Developed by Rev. Jann Halloran

Building Community

The primary purpose of student and minister gatherings is to build community while at the same time including skill development and topics useful in ministerial preparation. Ideally, the gatherings are primarily discussion rather than presentation so as to engage participants and facilitate building community. 

Planning Student and Minister Events

Assembling students and ministers in person can be a challenge. While some existing in care programs strive to gather students and ministers in person monthly or quarterly, others hold just one retreat a year and/or host online gatherings. Gatherings are planned and executed by the in care planning team or steering committee because it can be unduly stressful for students to reach out to each other and organize events. With any format, it is important to ask for RSVPs so that event facilitators know the size and nature of the group in advance.

Ideally, cluster or district events be incorporated in the calendar of student and minister gatherings, preferably with time allotted for students to reflect afterward with each other and/or with their professional advisors.

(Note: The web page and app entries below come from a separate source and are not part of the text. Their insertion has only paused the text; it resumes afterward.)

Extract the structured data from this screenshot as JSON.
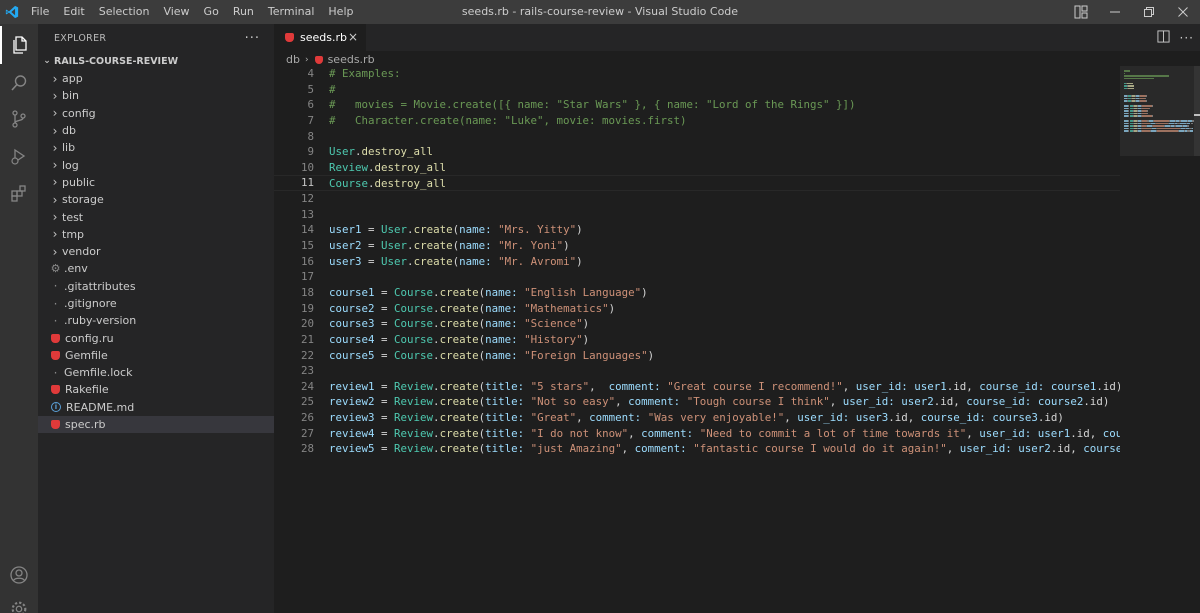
{
  "window": {
    "title": "seeds.rb - rails-course-review - Visual Studio Code",
    "menu": [
      "File",
      "Edit",
      "Selection",
      "View",
      "Go",
      "Run",
      "Terminal",
      "Help"
    ]
  },
  "explorer": {
    "header": "EXPLORER",
    "more": "···",
    "project": "RAILS-COURSE-REVIEW",
    "items": [
      {
        "label": "app",
        "kind": "folder"
      },
      {
        "label": "bin",
        "kind": "folder"
      },
      {
        "label": "config",
        "kind": "folder"
      },
      {
        "label": "db",
        "kind": "folder"
      },
      {
        "label": "lib",
        "kind": "folder"
      },
      {
        "label": "log",
        "kind": "folder"
      },
      {
        "label": "public",
        "kind": "folder"
      },
      {
        "label": "storage",
        "kind": "folder"
      },
      {
        "label": "test",
        "kind": "folder"
      },
      {
        "label": "tmp",
        "kind": "folder"
      },
      {
        "label": "vendor",
        "kind": "folder"
      },
      {
        "label": ".env",
        "kind": "gear"
      },
      {
        "label": ".gitattributes",
        "kind": "dot"
      },
      {
        "label": ".gitignore",
        "kind": "dot"
      },
      {
        "label": ".ruby-version",
        "kind": "dot"
      },
      {
        "label": "config.ru",
        "kind": "ruby"
      },
      {
        "label": "Gemfile",
        "kind": "ruby"
      },
      {
        "label": "Gemfile.lock",
        "kind": "dot"
      },
      {
        "label": "Rakefile",
        "kind": "ruby"
      },
      {
        "label": "README.md",
        "kind": "info"
      },
      {
        "label": "spec.rb",
        "kind": "ruby",
        "selected": true
      }
    ]
  },
  "tab": {
    "label": "seeds.rb",
    "close": "×"
  },
  "breadcrumb": {
    "folder": "db",
    "file": "seeds.rb"
  },
  "editor": {
    "current_line": 11,
    "lines": [
      {
        "n": 4,
        "tokens": [
          [
            "com",
            "# Examples:"
          ]
        ]
      },
      {
        "n": 5,
        "tokens": [
          [
            "com",
            "#"
          ]
        ]
      },
      {
        "n": 6,
        "tokens": [
          [
            "com",
            "#   movies = Movie.create([{ name: \"Star Wars\" }, { name: \"Lord of the Rings\" }])"
          ]
        ]
      },
      {
        "n": 7,
        "tokens": [
          [
            "com",
            "#   Character.create(name: \"Luke\", movie: movies.first)"
          ]
        ]
      },
      {
        "n": 8,
        "tokens": []
      },
      {
        "n": 9,
        "tokens": [
          [
            "cls",
            "User"
          ],
          [
            "op",
            "."
          ],
          [
            "mth",
            "destroy_all"
          ]
        ]
      },
      {
        "n": 10,
        "tokens": [
          [
            "cls",
            "Review"
          ],
          [
            "op",
            "."
          ],
          [
            "mth",
            "destroy_all"
          ]
        ]
      },
      {
        "n": 11,
        "tokens": [
          [
            "cls",
            "Course"
          ],
          [
            "op",
            "."
          ],
          [
            "mth",
            "destroy_all"
          ]
        ]
      },
      {
        "n": 12,
        "tokens": []
      },
      {
        "n": 13,
        "tokens": []
      },
      {
        "n": 14,
        "tokens": [
          [
            "var",
            "user1"
          ],
          [
            "op",
            " = "
          ],
          [
            "cls",
            "User"
          ],
          [
            "op",
            "."
          ],
          [
            "mth",
            "create"
          ],
          [
            "op",
            "("
          ],
          [
            "key",
            "name:"
          ],
          [
            "op",
            " "
          ],
          [
            "str",
            "\"Mrs. Yitty\""
          ],
          [
            "op",
            ")"
          ]
        ]
      },
      {
        "n": 15,
        "tokens": [
          [
            "var",
            "user2"
          ],
          [
            "op",
            " = "
          ],
          [
            "cls",
            "User"
          ],
          [
            "op",
            "."
          ],
          [
            "mth",
            "create"
          ],
          [
            "op",
            "("
          ],
          [
            "key",
            "name:"
          ],
          [
            "op",
            " "
          ],
          [
            "str",
            "\"Mr. Yoni\""
          ],
          [
            "op",
            ")"
          ]
        ]
      },
      {
        "n": 16,
        "tokens": [
          [
            "var",
            "user3"
          ],
          [
            "op",
            " = "
          ],
          [
            "cls",
            "User"
          ],
          [
            "op",
            "."
          ],
          [
            "mth",
            "create"
          ],
          [
            "op",
            "("
          ],
          [
            "key",
            "name:"
          ],
          [
            "op",
            " "
          ],
          [
            "str",
            "\"Mr. Avromi\""
          ],
          [
            "op",
            ")"
          ]
        ]
      },
      {
        "n": 17,
        "tokens": []
      },
      {
        "n": 18,
        "tokens": [
          [
            "var",
            "course1"
          ],
          [
            "op",
            " = "
          ],
          [
            "cls",
            "Course"
          ],
          [
            "op",
            "."
          ],
          [
            "mth",
            "create"
          ],
          [
            "op",
            "("
          ],
          [
            "key",
            "name:"
          ],
          [
            "op",
            " "
          ],
          [
            "str",
            "\"English Language\""
          ],
          [
            "op",
            ")"
          ]
        ]
      },
      {
        "n": 19,
        "tokens": [
          [
            "var",
            "course2"
          ],
          [
            "op",
            " = "
          ],
          [
            "cls",
            "Course"
          ],
          [
            "op",
            "."
          ],
          [
            "mth",
            "create"
          ],
          [
            "op",
            "("
          ],
          [
            "key",
            "name:"
          ],
          [
            "op",
            " "
          ],
          [
            "str",
            "\"Mathematics\""
          ],
          [
            "op",
            ")"
          ]
        ]
      },
      {
        "n": 20,
        "tokens": [
          [
            "var",
            "course3"
          ],
          [
            "op",
            " = "
          ],
          [
            "cls",
            "Course"
          ],
          [
            "op",
            "."
          ],
          [
            "mth",
            "create"
          ],
          [
            "op",
            "("
          ],
          [
            "key",
            "name:"
          ],
          [
            "op",
            " "
          ],
          [
            "str",
            "\"Science\""
          ],
          [
            "op",
            ")"
          ]
        ]
      },
      {
        "n": 21,
        "tokens": [
          [
            "var",
            "course4"
          ],
          [
            "op",
            " = "
          ],
          [
            "cls",
            "Course"
          ],
          [
            "op",
            "."
          ],
          [
            "mth",
            "create"
          ],
          [
            "op",
            "("
          ],
          [
            "key",
            "name:"
          ],
          [
            "op",
            " "
          ],
          [
            "str",
            "\"History\""
          ],
          [
            "op",
            ")"
          ]
        ]
      },
      {
        "n": 22,
        "tokens": [
          [
            "var",
            "course5"
          ],
          [
            "op",
            " = "
          ],
          [
            "cls",
            "Course"
          ],
          [
            "op",
            "."
          ],
          [
            "mth",
            "create"
          ],
          [
            "op",
            "("
          ],
          [
            "key",
            "name:"
          ],
          [
            "op",
            " "
          ],
          [
            "str",
            "\"Foreign Languages\""
          ],
          [
            "op",
            ")"
          ]
        ]
      },
      {
        "n": 23,
        "tokens": []
      },
      {
        "n": 24,
        "tokens": [
          [
            "var",
            "review1"
          ],
          [
            "op",
            " = "
          ],
          [
            "cls",
            "Review"
          ],
          [
            "op",
            "."
          ],
          [
            "mth",
            "create"
          ],
          [
            "op",
            "("
          ],
          [
            "key",
            "title:"
          ],
          [
            "op",
            " "
          ],
          [
            "str",
            "\"5 stars\""
          ],
          [
            "op",
            ",  "
          ],
          [
            "key",
            "comment:"
          ],
          [
            "op",
            " "
          ],
          [
            "str",
            "\"Great course I recommend!\""
          ],
          [
            "op",
            ", "
          ],
          [
            "key",
            "user_id:"
          ],
          [
            "op",
            " "
          ],
          [
            "var",
            "user1"
          ],
          [
            "op",
            ".id, "
          ],
          [
            "key",
            "course_id:"
          ],
          [
            "op",
            " "
          ],
          [
            "var",
            "course1"
          ],
          [
            "op",
            ".id)"
          ]
        ]
      },
      {
        "n": 25,
        "tokens": [
          [
            "var",
            "review2"
          ],
          [
            "op",
            " = "
          ],
          [
            "cls",
            "Review"
          ],
          [
            "op",
            "."
          ],
          [
            "mth",
            "create"
          ],
          [
            "op",
            "("
          ],
          [
            "key",
            "title:"
          ],
          [
            "op",
            " "
          ],
          [
            "str",
            "\"Not so easy\""
          ],
          [
            "op",
            ", "
          ],
          [
            "key",
            "comment:"
          ],
          [
            "op",
            " "
          ],
          [
            "str",
            "\"Tough course I think\""
          ],
          [
            "op",
            ", "
          ],
          [
            "key",
            "user_id:"
          ],
          [
            "op",
            " "
          ],
          [
            "var",
            "user2"
          ],
          [
            "op",
            ".id, "
          ],
          [
            "key",
            "course_id:"
          ],
          [
            "op",
            " "
          ],
          [
            "var",
            "course2"
          ],
          [
            "op",
            ".id)"
          ]
        ]
      },
      {
        "n": 26,
        "tokens": [
          [
            "var",
            "review3"
          ],
          [
            "op",
            " = "
          ],
          [
            "cls",
            "Review"
          ],
          [
            "op",
            "."
          ],
          [
            "mth",
            "create"
          ],
          [
            "op",
            "("
          ],
          [
            "key",
            "title:"
          ],
          [
            "op",
            " "
          ],
          [
            "str",
            "\"Great\""
          ],
          [
            "op",
            ", "
          ],
          [
            "key",
            "comment:"
          ],
          [
            "op",
            " "
          ],
          [
            "str",
            "\"Was very enjoyable!\""
          ],
          [
            "op",
            ", "
          ],
          [
            "key",
            "user_id:"
          ],
          [
            "op",
            " "
          ],
          [
            "var",
            "user3"
          ],
          [
            "op",
            ".id, "
          ],
          [
            "key",
            "course_id:"
          ],
          [
            "op",
            " "
          ],
          [
            "var",
            "course3"
          ],
          [
            "op",
            ".id)"
          ]
        ]
      },
      {
        "n": 27,
        "tokens": [
          [
            "var",
            "review4"
          ],
          [
            "op",
            " = "
          ],
          [
            "cls",
            "Review"
          ],
          [
            "op",
            "."
          ],
          [
            "mth",
            "create"
          ],
          [
            "op",
            "("
          ],
          [
            "key",
            "title:"
          ],
          [
            "op",
            " "
          ],
          [
            "str",
            "\"I do not know\""
          ],
          [
            "op",
            ", "
          ],
          [
            "key",
            "comment:"
          ],
          [
            "op",
            " "
          ],
          [
            "str",
            "\"Need to commit a lot of time towards it\""
          ],
          [
            "op",
            ", "
          ],
          [
            "key",
            "user_id:"
          ],
          [
            "op",
            " "
          ],
          [
            "var",
            "user1"
          ],
          [
            "op",
            ".id, "
          ],
          [
            "key",
            "cou"
          ]
        ]
      },
      {
        "n": 28,
        "tokens": [
          [
            "var",
            "review5"
          ],
          [
            "op",
            " = "
          ],
          [
            "cls",
            "Review"
          ],
          [
            "op",
            "."
          ],
          [
            "mth",
            "create"
          ],
          [
            "op",
            "("
          ],
          [
            "key",
            "title:"
          ],
          [
            "op",
            " "
          ],
          [
            "str",
            "\"just Amazing\""
          ],
          [
            "op",
            ", "
          ],
          [
            "key",
            "comment:"
          ],
          [
            "op",
            " "
          ],
          [
            "str",
            "\"fantastic course I would do it again!\""
          ],
          [
            "op",
            ", "
          ],
          [
            "key",
            "user_id:"
          ],
          [
            "op",
            " "
          ],
          [
            "var",
            "user2"
          ],
          [
            "op",
            ".id, "
          ],
          [
            "key",
            "course"
          ]
        ]
      }
    ]
  },
  "colors": {
    "titlebar": "#3c3c3c",
    "activitybar": "#333333",
    "sidebar": "#252526",
    "editor": "#1e1e1e",
    "accent_blue": "#007acc",
    "ruby_red": "#e03a3a"
  },
  "icons": {
    "app": "vscode-logo-icon",
    "activity": [
      "explorer-icon",
      "search-icon",
      "source-control-icon",
      "run-debug-icon",
      "extensions-icon",
      "account-icon",
      "manage-gear-icon"
    ],
    "window": [
      "layout-icon",
      "minimize-icon",
      "restore-icon",
      "close-icon"
    ],
    "editor_actions": [
      "split-editor-icon",
      "more-actions-icon"
    ]
  }
}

In particular, include social change events and any training related to anti-racism, anti-oppression and multiculturalism as part of your plan. Social gatherings (like holiday parties) for ministers, students and their partners should also be included in the yearly calendar.


Plan student and minister gatherings each year after identifying student needs or re-evaluating them. Ideally, planning will be done before the vocational advisor training so that vocational advisors can attend with aspirants and candidates, creating an inclusive learning community.  Consider building a three or four year event calendar so that topics are rotated and students get exposure to as many topics as possible during their theological school experience. 

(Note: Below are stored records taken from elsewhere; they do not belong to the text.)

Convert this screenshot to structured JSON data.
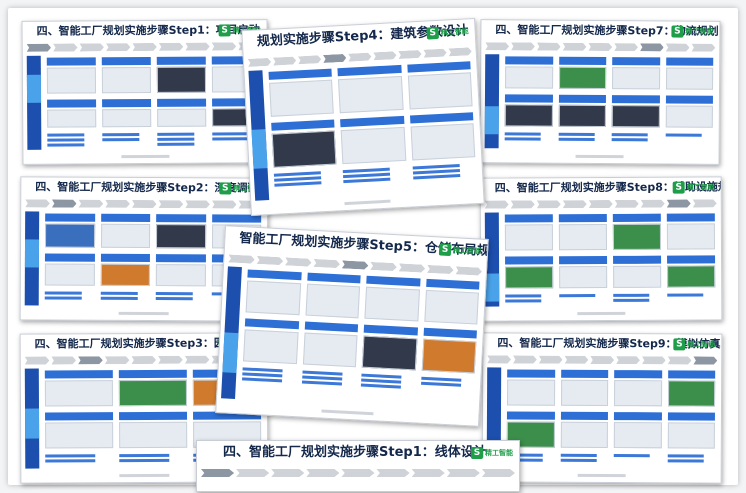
{
  "slides": [
    {
      "id": "s1",
      "title": "四、智能工厂规划实施步骤Step1：项目启动"
    },
    {
      "id": "s2",
      "title": "四、智能工厂规划实施步骤Step2：深度调研"
    },
    {
      "id": "s3",
      "title": "四、智能工厂规划实施步骤Step3：园区整体规"
    },
    {
      "id": "s4",
      "title": "规划实施步骤Step4：建筑参数设计"
    },
    {
      "id": "s5",
      "title": "智能工厂规划实施步骤Step5：仓储布局规划"
    },
    {
      "id": "s6",
      "title": "四、智能工厂规划实施步骤Step1：线体设计"
    },
    {
      "id": "s7",
      "title": "四、智能工厂规划实施步骤Step7：物流规划"
    },
    {
      "id": "s8",
      "title": "四、智能工厂规划实施步骤Step8：辅助设施规划"
    },
    {
      "id": "s9",
      "title": "四、智能工厂规划实施步骤Step9：模拟仿真"
    }
  ],
  "logo": {
    "mark": "S",
    "text": "精工智能"
  },
  "colors": {
    "accent": "#2e6fd6",
    "sidebar": "#1c4fae",
    "brand": "#1f9e4a"
  }
}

Suggested topics for gatherings include:

  • Ingathering and orientation
  • Annual retreat
  • Calling and discernment
  • Maximizing the internship experience—testimonials from students who have recently completed theirs
  • The Ministerial Fellowship Committee essays—small group reflection and discussions using the essay topics
  • Community ministry—a discussion led by a community minister who can share their ministry and examples of others.  
  • Congregation administration overview and discussion
  • Managing congregational finances (PDF).
  • Cultivating generosity and stewardship
  • Issues in Unitarian Universalist (UU) professional ethics—Review of the Unitarian Universalist Ministers Association (UUMA) Guidelines with a look at the day-to-day practice of collegiality. Consider developing case studies to highlight topics of particular interest.
  • History and theology of worship
  • Theme-based ministry and worship 
  • Multigenerational worship
  • Storytelling in preaching—workshop offered by minister who does this well
  • Memorial services—workshop or discussion led by a minister who has developed materials on this subject
  • Weddings—workshop or discussion led by a minister who has developed materials on this subject
  • Non-violent communication—an exploration led by someone who has used Marshall Rosenberg’s work in congregational and/or community ministry settings
  • Healthy Congregations: Emotional systems theory for UU Leaders—a workshop led by a minister who can bring real examples from their ministry
  • Ethics of congregational polity—a workshop offered by a minister who can offer real examples 
  • Leadership development
  • Time management and self care
  • Year-end closing celebration

As in care programs expand and new learning communities are formed, we invite those involved to submit topics and resources that have been used effectively.